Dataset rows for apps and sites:

#####

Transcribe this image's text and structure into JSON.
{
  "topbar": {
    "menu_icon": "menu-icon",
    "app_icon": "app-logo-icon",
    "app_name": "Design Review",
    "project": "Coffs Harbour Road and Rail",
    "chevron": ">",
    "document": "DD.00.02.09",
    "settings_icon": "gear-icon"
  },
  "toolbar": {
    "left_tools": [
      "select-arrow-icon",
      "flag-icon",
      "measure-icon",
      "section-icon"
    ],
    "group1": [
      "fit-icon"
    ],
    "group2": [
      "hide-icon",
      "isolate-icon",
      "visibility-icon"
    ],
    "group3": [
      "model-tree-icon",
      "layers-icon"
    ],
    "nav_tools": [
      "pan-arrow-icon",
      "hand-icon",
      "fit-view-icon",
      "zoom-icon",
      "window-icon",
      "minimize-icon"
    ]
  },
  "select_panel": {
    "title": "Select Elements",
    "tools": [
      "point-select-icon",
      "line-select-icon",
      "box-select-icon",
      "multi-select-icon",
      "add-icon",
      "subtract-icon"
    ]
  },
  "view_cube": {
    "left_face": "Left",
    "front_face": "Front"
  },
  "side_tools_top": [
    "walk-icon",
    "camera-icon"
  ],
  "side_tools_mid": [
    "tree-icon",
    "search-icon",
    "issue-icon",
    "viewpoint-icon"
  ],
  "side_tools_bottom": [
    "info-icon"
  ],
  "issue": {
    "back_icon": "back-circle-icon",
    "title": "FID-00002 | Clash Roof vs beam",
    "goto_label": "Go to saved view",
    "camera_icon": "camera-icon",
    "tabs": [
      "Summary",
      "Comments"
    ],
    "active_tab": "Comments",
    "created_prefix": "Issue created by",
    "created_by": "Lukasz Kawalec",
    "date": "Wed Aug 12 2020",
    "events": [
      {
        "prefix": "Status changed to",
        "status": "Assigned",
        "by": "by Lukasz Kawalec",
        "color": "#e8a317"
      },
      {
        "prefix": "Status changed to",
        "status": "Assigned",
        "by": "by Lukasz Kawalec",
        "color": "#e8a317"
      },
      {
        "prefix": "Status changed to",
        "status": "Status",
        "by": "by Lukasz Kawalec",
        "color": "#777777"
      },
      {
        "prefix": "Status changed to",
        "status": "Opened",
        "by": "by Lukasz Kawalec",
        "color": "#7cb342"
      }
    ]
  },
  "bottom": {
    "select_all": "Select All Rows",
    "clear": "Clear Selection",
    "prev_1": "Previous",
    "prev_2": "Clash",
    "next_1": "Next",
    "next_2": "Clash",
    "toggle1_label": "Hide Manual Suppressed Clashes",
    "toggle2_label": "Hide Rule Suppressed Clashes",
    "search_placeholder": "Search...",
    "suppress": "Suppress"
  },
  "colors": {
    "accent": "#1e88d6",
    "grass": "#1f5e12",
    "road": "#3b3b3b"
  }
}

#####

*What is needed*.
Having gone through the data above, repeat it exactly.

*Output for this exercise*.
Transcribe this image's text and structure into JSON.
{
  "topbar": {
    "menu_icon": "menu-icon",
    "app_icon": "app-logo-icon",
    "app_name": "Design Review",
    "project": "Coffs Harbour Road and Rail",
    "chevron": ">",
    "document": "DD.00.02.09",
    "settings_icon": "gear-icon"
  },
  "toolbar": {
    "left_tools": [
      "select-arrow-icon",
      "flag-icon",
      "measure-icon",
      "section-icon"
    ],
    "group1": [
      "fit-icon"
    ],
    "group2": [
      "hide-icon",
      "isolate-icon",
      "visibility-icon"
    ],
    "group3": [
      "model-tree-icon",
      "layers-icon"
    ],
    "nav_tools": [
      "pan-arrow-icon",
      "hand-icon",
      "fit-view-icon",
      "zoom-icon",
      "window-icon",
      "minimize-icon"
    ]
  },
  "select_panel": {
    "title": "Select Elements",
    "tools": [
      "point-select-icon",
      "line-select-icon",
      "box-select-icon",
      "multi-select-icon",
      "add-icon",
      "subtract-icon"
    ]
  },
  "view_cube": {
    "left_face": "Left",
    "front_face": "Front"
  },
  "side_tools_top": [
    "walk-icon",
    "camera-icon"
  ],
  "side_tools_mid": [
    "tree-icon",
    "search-icon",
    "issue-icon",
    "viewpoint-icon"
  ],
  "side_tools_bottom": [
    "info-icon"
  ],
  "issue": {
    "back_icon": "back-circle-icon",
    "title": "FID-00002 | Clash Roof vs beam",
    "goto_label": "Go to saved view",
    "camera_icon": "camera-icon",
    "tabs": [
      "Summary",
      "Comments"
    ],
    "active_tab": "Comments",
    "created_prefix": "Issue created by",
    "created_by": "Lukasz Kawalec",
    "date": "Wed Aug 12 2020",
    "events": [
      {
        "prefix": "Status changed to",
        "status": "Assigned",
        "by": "by Lukasz Kawalec",
        "color": "#e8a317"
      },
      {
        "prefix": "Status changed to",
        "status": "Assigned",
        "by": "by Lukasz Kawalec",
        "color": "#e8a317"
      },
      {
        "prefix": "Status changed to",
        "status": "Status",
        "by": "by Lukasz Kawalec",
        "color": "#777777"
      },
      {
        "prefix": "Status changed to",
        "status": "Opened",
        "by": "by Lukasz Kawalec",
        "color": "#7cb342"
      }
    ]
  },
  "bottom": {
    "select_all": "Select All Rows",
    "clear": "Clear Selection",
    "prev_1": "Previous",
    "prev_2": "Clash",
    "next_1": "Next",
    "next_2": "Clash",
    "toggle1_label": "Hide Manual Suppressed Clashes",
    "toggle2_label": "Hide Rule Suppressed Clashes",
    "search_placeholder": "Search...",
    "suppress": "Suppress"
  },
  "colors": {
    "accent": "#1e88d6",
    "grass": "#1f5e12",
    "road": "#3b3b3b"
  }
}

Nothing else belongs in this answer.